PROMPT:
Only the lines containing "JSON" belong in the answer; find them in the material below.

* * *

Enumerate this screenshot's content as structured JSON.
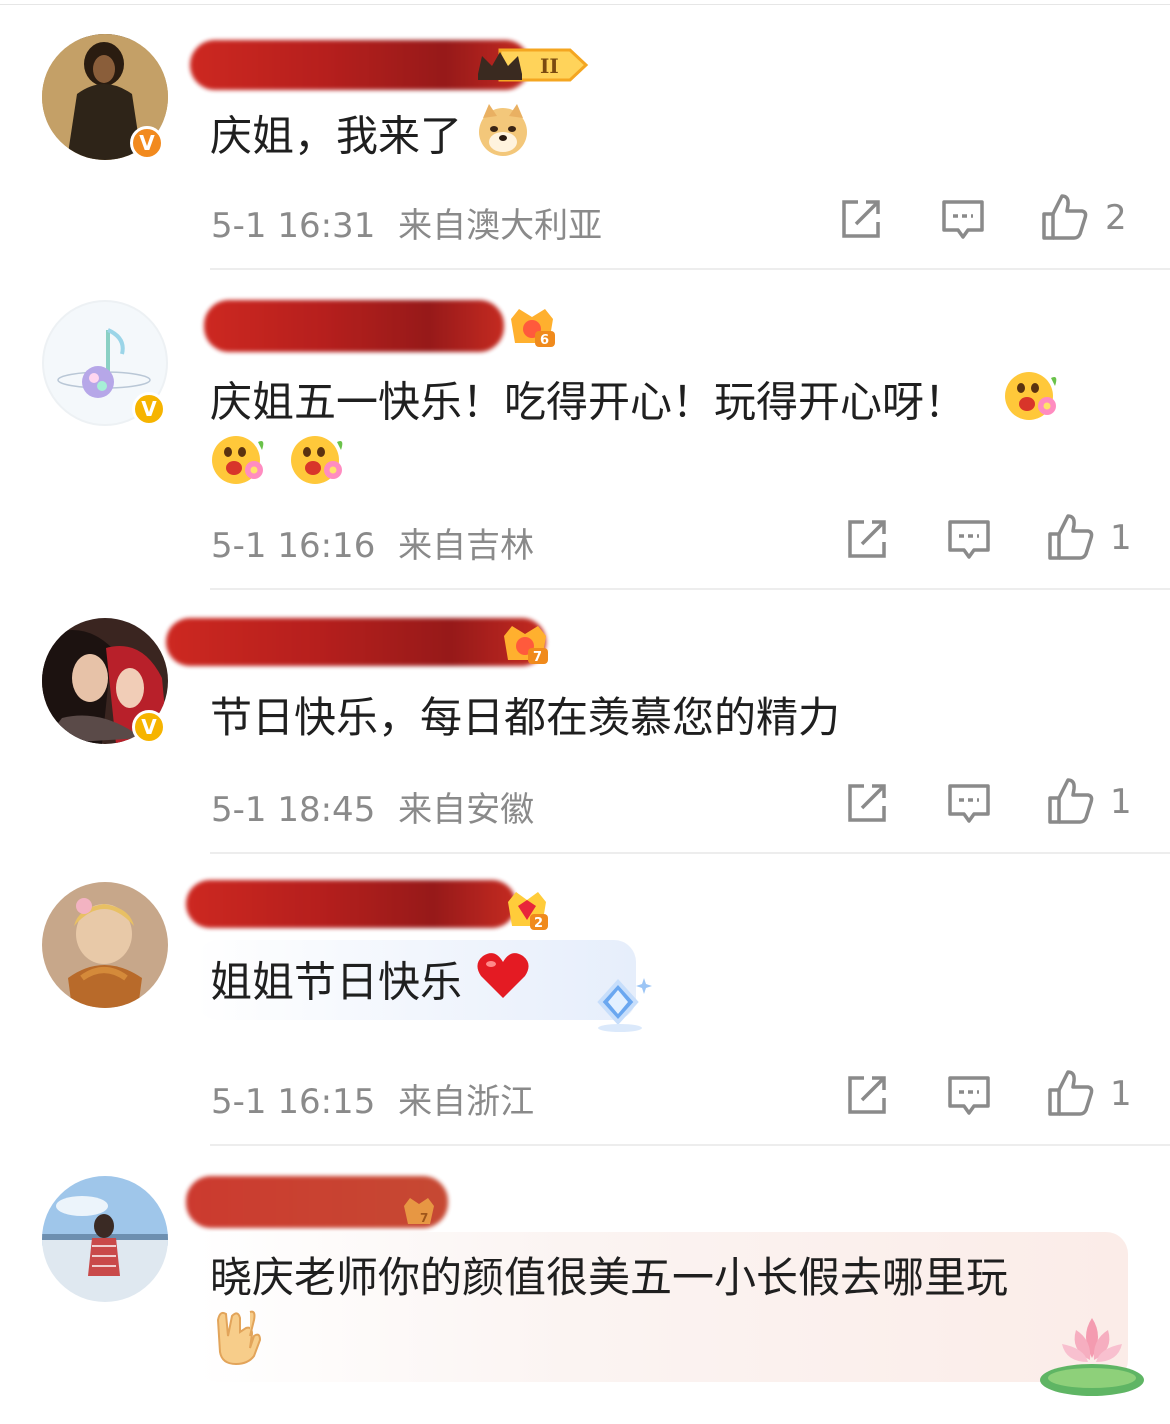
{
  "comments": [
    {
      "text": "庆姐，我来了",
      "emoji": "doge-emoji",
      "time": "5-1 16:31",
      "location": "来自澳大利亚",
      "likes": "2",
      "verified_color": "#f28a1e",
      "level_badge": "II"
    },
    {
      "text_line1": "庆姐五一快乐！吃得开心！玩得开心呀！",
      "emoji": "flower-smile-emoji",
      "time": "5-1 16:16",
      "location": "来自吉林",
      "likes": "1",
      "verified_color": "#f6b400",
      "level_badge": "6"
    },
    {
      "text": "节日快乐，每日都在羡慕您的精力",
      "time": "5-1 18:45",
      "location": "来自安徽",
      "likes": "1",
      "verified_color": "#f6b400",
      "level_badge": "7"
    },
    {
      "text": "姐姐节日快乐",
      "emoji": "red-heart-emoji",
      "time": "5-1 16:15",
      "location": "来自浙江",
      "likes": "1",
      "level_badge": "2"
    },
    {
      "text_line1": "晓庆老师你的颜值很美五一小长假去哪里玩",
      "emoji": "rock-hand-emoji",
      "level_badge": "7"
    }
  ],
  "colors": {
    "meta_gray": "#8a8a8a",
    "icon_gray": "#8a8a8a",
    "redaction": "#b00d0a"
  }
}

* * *

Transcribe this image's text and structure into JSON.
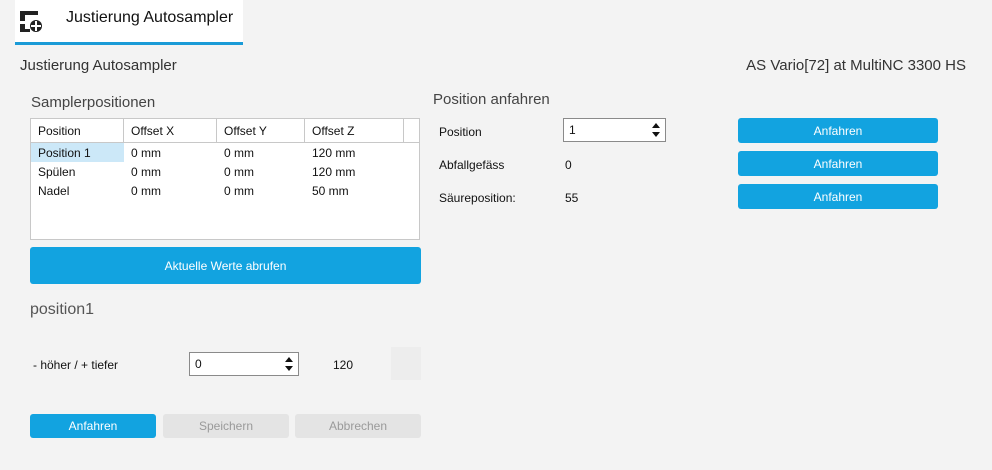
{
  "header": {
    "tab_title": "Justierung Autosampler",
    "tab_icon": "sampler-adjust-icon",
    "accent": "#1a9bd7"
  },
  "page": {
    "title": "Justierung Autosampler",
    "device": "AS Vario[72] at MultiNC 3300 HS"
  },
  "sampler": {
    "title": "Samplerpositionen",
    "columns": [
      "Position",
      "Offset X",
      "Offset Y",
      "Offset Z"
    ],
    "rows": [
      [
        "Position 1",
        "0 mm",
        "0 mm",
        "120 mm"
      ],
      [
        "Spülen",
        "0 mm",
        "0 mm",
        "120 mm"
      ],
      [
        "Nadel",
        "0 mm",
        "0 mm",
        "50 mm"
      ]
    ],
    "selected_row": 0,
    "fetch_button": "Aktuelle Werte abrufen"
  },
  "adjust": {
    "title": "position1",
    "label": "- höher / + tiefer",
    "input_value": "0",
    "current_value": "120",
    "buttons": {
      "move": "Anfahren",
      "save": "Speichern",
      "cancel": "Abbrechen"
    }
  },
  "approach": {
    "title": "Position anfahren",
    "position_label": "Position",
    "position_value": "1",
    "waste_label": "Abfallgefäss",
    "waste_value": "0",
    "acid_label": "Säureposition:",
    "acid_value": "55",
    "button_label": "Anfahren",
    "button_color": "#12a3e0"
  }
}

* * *

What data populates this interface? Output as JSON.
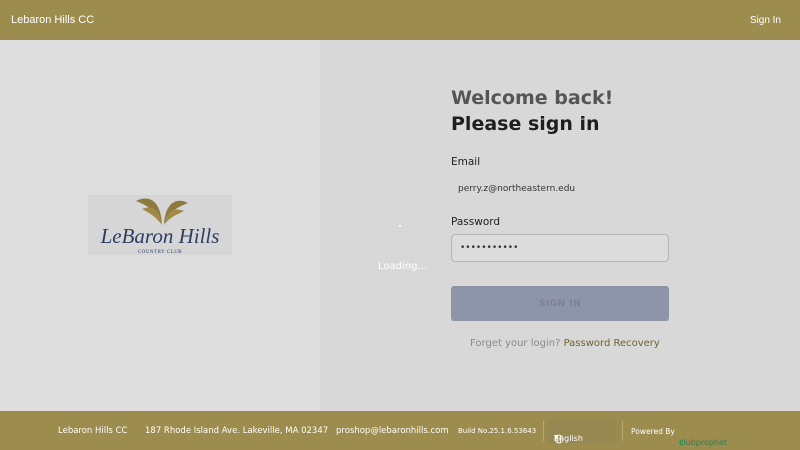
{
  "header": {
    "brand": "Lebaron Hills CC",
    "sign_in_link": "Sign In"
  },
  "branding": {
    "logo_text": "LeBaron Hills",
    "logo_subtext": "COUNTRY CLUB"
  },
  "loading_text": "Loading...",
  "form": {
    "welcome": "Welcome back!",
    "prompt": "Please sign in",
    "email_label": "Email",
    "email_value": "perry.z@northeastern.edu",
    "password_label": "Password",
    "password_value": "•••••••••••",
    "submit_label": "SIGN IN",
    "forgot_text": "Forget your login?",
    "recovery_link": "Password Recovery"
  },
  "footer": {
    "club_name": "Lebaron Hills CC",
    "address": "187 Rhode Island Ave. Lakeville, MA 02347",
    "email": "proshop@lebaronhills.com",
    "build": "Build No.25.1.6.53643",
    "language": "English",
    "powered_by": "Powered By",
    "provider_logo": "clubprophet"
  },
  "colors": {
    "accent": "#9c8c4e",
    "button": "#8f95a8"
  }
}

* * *

REPLY:
Enumerate this screenshot's content as structured JSON.
Transcribe this image's text and structure into JSON.
What data populates this interface? Output as JSON.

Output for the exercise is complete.